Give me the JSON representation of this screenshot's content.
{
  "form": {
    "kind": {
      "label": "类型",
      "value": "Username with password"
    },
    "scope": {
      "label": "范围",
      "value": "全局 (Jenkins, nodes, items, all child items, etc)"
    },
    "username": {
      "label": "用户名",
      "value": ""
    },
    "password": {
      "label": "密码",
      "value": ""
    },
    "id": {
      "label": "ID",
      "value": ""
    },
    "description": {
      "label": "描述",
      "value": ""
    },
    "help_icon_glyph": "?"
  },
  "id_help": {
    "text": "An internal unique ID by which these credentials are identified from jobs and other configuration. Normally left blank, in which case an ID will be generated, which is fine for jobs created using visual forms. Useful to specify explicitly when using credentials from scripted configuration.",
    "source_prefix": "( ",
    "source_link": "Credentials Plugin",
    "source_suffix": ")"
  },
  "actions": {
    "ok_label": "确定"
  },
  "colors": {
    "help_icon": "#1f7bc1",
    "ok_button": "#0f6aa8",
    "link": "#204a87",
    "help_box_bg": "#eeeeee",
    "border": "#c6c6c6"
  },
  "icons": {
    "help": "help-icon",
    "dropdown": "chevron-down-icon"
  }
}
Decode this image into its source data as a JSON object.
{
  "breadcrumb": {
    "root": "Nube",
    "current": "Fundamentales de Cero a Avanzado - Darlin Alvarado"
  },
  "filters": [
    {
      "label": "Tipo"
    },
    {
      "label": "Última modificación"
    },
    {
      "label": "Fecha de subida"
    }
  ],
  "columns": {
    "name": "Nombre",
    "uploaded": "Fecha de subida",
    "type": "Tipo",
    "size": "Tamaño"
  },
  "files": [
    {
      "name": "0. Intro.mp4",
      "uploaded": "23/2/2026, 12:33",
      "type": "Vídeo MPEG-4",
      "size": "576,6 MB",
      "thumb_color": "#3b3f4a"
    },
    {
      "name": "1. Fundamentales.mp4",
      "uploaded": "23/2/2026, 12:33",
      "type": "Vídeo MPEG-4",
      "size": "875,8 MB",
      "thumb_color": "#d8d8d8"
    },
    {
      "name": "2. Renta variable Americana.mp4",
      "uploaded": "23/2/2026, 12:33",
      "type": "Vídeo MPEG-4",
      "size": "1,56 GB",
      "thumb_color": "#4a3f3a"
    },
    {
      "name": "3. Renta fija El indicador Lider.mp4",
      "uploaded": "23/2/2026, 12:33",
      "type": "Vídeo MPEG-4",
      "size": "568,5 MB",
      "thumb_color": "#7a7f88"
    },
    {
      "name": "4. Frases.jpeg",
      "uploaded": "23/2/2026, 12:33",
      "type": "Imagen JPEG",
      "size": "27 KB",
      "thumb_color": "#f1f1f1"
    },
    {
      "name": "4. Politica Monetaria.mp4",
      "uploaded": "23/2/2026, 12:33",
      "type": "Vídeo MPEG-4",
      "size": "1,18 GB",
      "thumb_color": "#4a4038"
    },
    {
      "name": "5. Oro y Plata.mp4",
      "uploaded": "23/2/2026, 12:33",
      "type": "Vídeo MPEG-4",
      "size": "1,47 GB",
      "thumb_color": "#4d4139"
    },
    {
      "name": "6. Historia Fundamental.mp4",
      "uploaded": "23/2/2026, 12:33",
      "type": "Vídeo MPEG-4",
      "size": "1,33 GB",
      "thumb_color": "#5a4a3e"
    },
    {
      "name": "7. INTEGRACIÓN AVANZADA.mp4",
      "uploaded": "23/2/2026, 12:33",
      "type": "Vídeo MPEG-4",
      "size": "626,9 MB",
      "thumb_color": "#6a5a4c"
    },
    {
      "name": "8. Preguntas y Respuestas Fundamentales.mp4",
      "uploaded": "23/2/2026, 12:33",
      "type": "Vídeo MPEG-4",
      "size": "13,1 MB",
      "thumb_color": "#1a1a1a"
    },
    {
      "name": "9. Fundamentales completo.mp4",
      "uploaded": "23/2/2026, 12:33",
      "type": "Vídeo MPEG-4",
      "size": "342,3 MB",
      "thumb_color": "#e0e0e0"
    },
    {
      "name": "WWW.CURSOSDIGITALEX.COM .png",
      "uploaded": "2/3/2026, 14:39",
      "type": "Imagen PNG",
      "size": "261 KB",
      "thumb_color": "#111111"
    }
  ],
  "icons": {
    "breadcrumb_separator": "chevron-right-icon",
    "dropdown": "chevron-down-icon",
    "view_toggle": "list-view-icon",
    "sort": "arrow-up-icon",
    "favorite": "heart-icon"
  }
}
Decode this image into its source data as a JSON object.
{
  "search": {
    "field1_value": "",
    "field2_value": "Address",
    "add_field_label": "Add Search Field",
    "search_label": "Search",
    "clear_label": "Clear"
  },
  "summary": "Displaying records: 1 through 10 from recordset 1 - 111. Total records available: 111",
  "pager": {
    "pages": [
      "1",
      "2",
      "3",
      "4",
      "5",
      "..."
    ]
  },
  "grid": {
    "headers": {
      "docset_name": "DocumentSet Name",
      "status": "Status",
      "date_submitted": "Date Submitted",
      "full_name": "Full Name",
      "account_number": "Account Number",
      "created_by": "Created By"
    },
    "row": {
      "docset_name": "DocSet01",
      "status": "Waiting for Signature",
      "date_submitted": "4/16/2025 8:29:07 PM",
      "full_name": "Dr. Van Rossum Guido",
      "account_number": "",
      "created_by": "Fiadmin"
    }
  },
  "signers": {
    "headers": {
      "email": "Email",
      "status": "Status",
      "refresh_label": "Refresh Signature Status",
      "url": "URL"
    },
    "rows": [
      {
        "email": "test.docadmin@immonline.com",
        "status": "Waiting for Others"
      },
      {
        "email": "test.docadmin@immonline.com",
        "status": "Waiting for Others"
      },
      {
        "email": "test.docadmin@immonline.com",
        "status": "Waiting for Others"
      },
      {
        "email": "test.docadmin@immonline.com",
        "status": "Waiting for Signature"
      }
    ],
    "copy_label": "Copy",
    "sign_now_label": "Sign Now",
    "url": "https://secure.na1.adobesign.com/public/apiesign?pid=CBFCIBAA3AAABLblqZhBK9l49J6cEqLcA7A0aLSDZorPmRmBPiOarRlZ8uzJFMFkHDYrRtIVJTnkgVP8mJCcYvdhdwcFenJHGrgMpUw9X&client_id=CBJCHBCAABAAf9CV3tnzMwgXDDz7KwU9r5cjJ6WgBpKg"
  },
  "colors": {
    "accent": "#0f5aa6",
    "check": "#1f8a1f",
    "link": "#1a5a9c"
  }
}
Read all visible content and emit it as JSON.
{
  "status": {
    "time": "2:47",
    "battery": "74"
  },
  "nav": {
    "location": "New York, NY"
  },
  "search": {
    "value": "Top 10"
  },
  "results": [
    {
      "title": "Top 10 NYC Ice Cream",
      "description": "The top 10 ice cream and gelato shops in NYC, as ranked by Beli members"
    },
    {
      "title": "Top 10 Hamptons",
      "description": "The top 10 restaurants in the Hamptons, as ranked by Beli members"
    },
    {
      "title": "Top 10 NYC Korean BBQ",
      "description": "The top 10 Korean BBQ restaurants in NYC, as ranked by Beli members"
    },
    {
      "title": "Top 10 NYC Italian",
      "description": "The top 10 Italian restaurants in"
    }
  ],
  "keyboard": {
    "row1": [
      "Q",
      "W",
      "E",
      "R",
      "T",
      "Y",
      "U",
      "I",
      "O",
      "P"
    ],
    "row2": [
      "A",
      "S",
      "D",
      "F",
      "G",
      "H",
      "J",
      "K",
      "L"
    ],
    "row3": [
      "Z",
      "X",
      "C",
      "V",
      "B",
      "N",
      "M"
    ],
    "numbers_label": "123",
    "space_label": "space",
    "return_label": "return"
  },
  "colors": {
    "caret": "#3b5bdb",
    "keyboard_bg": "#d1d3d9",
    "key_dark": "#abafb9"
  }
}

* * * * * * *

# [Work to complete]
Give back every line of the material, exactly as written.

# [Output of the exercise]
Give me the JSON representation of this screenshot's content.
{
  "form": {
    "kind": {
      "label": "类型",
      "value": "Username with password"
    },
    "scope": {
      "label": "范围",
      "value": "全局 (Jenkins, nodes, items, all child items, etc)"
    },
    "username": {
      "label": "用户名",
      "value": ""
    },
    "password": {
      "label": "密码",
      "value": ""
    },
    "id": {
      "label": "ID",
      "value": ""
    },
    "description": {
      "label": "描述",
      "value": ""
    },
    "help_icon_glyph": "?"
  },
  "id_help": {
    "text": "An internal unique ID by which these credentials are identified from jobs and other configuration. Normally left blank, in which case an ID will be generated, which is fine for jobs created using visual forms. Useful to specify explicitly when using credentials from scripted configuration.",
    "source_prefix": "( ",
    "source_link": "Credentials Plugin",
    "source_suffix": ")"
  },
  "actions": {
    "ok_label": "确定"
  },
  "colors": {
    "help_icon": "#1f7bc1",
    "ok_button": "#0f6aa8",
    "link": "#204a87",
    "help_box_bg": "#eeeeee",
    "border": "#c6c6c6"
  },
  "icons": {
    "help": "help-icon",
    "dropdown": "chevron-down-icon"
  }
}
Decode this image into its source data as a JSON object.
{
  "breadcrumb": {
    "root": "Nube",
    "current": "Fundamentales de Cero a Avanzado - Darlin Alvarado"
  },
  "filters": [
    {
      "label": "Tipo"
    },
    {
      "label": "Última modificación"
    },
    {
      "label": "Fecha de subida"
    }
  ],
  "columns": {
    "name": "Nombre",
    "uploaded": "Fecha de subida",
    "type": "Tipo",
    "size": "Tamaño"
  },
  "files": [
    {
      "name": "0. Intro.mp4",
      "uploaded": "23/2/2026, 12:33",
      "type": "Vídeo MPEG-4",
      "size": "576,6 MB",
      "thumb_color": "#3b3f4a"
    },
    {
      "name": "1. Fundamentales.mp4",
      "uploaded": "23/2/2026, 12:33",
      "type": "Vídeo MPEG-4",
      "size": "875,8 MB",
      "thumb_color": "#d8d8d8"
    },
    {
      "name": "2. Renta variable Americana.mp4",
      "uploaded": "23/2/2026, 12:33",
      "type": "Vídeo MPEG-4",
      "size": "1,56 GB",
      "thumb_color": "#4a3f3a"
    },
    {
      "name": "3. Renta fija El indicador Lider.mp4",
      "uploaded": "23/2/2026, 12:33",
      "type": "Vídeo MPEG-4",
      "size": "568,5 MB",
      "thumb_color": "#7a7f88"
    },
    {
      "name": "4. Frases.jpeg",
      "uploaded": "23/2/2026, 12:33",
      "type": "Imagen JPEG",
      "size": "27 KB",
      "thumb_color": "#f1f1f1"
    },
    {
      "name": "4. Politica Monetaria.mp4",
      "uploaded": "23/2/2026, 12:33",
      "type": "Vídeo MPEG-4",
      "size": "1,18 GB",
      "thumb_color": "#4a4038"
    },
    {
      "name": "5. Oro y Plata.mp4",
      "uploaded": "23/2/2026, 12:33",
      "type": "Vídeo MPEG-4",
      "size": "1,47 GB",
      "thumb_color": "#4d4139"
    },
    {
      "name": "6. Historia Fundamental.mp4",
      "uploaded": "23/2/2026, 12:33",
      "type": "Vídeo MPEG-4",
      "size": "1,33 GB",
      "thumb_color": "#5a4a3e"
    },
    {
      "name": "7. INTEGRACIÓN AVANZADA.mp4",
      "uploaded": "23/2/2026, 12:33",
      "type": "Vídeo MPEG-4",
      "size": "626,9 MB",
      "thumb_color": "#6a5a4c"
    },
    {
      "name": "8. Preguntas y Respuestas Fundamentales.mp4",
      "uploaded": "23/2/2026, 12:33",
      "type": "Vídeo MPEG-4",
      "size": "13,1 MB",
      "thumb_color": "#1a1a1a"
    },
    {
      "name": "9. Fundamentales completo.mp4",
      "uploaded": "23/2/2026, 12:33",
      "type": "Vídeo MPEG-4",
      "size": "342,3 MB",
      "thumb_color": "#e0e0e0"
    },
    {
      "name": "WWW.CURSOSDIGITALEX.COM .png",
      "uploaded": "2/3/2026, 14:39",
      "type": "Imagen PNG",
      "size": "261 KB",
      "thumb_color": "#111111"
    }
  ],
  "icons": {
    "breadcrumb_separator": "chevron-right-icon",
    "dropdown": "chevron-down-icon",
    "view_toggle": "list-view-icon",
    "sort": "arrow-up-icon",
    "favorite": "heart-icon"
  }
}
Decode this image into its source data as a JSON object.
{
  "search": {
    "field1_value": "",
    "field2_value": "Address",
    "add_field_label": "Add Search Field",
    "search_label": "Search",
    "clear_label": "Clear"
  },
  "summary": "Displaying records: 1 through 10 from recordset 1 - 111. Total records available: 111",
  "pager": {
    "pages": [
      "1",
      "2",
      "3",
      "4",
      "5",
      "..."
    ]
  },
  "grid": {
    "headers": {
      "docset_name": "DocumentSet Name",
      "status": "Status",
      "date_submitted": "Date Submitted",
      "full_name": "Full Name",
      "account_number": "Account Number",
      "created_by": "Created By"
    },
    "row": {
      "docset_name": "DocSet01",
      "status": "Waiting for Signature",
      "date_submitted": "4/16/2025 8:29:07 PM",
      "full_name": "Dr. Van Rossum Guido",
      "account_number": "",
      "created_by": "Fiadmin"
    }
  },
  "signers": {
    "headers": {
      "email": "Email",
      "status": "Status",
      "refresh_label": "Refresh Signature Status",
      "url": "URL"
    },
    "rows": [
      {
        "email": "test.docadmin@immonline.com",
        "status": "Waiting for Others"
      },
      {
        "email": "test.docadmin@immonline.com",
        "status": "Waiting for Others"
      },
      {
        "email": "test.docadmin@immonline.com",
        "status": "Waiting for Others"
      },
      {
        "email": "test.docadmin@immonline.com",
        "status": "Waiting for Signature"
      }
    ],
    "copy_label": "Copy",
    "sign_now_label": "Sign Now",
    "url": "https://secure.na1.adobesign.com/public/apiesign?pid=CBFCIBAA3AAABLblqZhBK9l49J6cEqLcA7A0aLSDZorPmRmBPiOarRlZ8uzJFMFkHDYrRtIVJTnkgVP8mJCcYvdhdwcFenJHGrgMpUw9X&client_id=CBJCHBCAABAAf9CV3tnzMwgXDDz7KwU9r5cjJ6WgBpKg"
  },
  "colors": {
    "accent": "#0f5aa6",
    "check": "#1f8a1f",
    "link": "#1a5a9c"
  }
}
Read all visible content and emit it as JSON.
{
  "status": {
    "time": "2:47",
    "battery": "74"
  },
  "nav": {
    "location": "New York, NY"
  },
  "search": {
    "value": "Top 10"
  },
  "results": [
    {
      "title": "Top 10 NYC Ice Cream",
      "description": "The top 10 ice cream and gelato shops in NYC, as ranked by Beli members"
    },
    {
      "title": "Top 10 Hamptons",
      "description": "The top 10 restaurants in the Hamptons, as ranked by Beli members"
    },
    {
      "title": "Top 10 NYC Korean BBQ",
      "description": "The top 10 Korean BBQ restaurants in NYC, as ranked by Beli members"
    },
    {
      "title": "Top 10 NYC Italian",
      "description": "The top 10 Italian restaurants in"
    }
  ],
  "keyboard": {
    "row1": [
      "Q",
      "W",
      "E",
      "R",
      "T",
      "Y",
      "U",
      "I",
      "O",
      "P"
    ],
    "row2": [
      "A",
      "S",
      "D",
      "F",
      "G",
      "H",
      "J",
      "K",
      "L"
    ],
    "row3": [
      "Z",
      "X",
      "C",
      "V",
      "B",
      "N",
      "M"
    ],
    "numbers_label": "123",
    "space_label": "space",
    "return_label": "return"
  },
  "colors": {
    "caret": "#3b5bdb",
    "keyboard_bg": "#d1d3d9",
    "key_dark": "#abafb9"
  }
}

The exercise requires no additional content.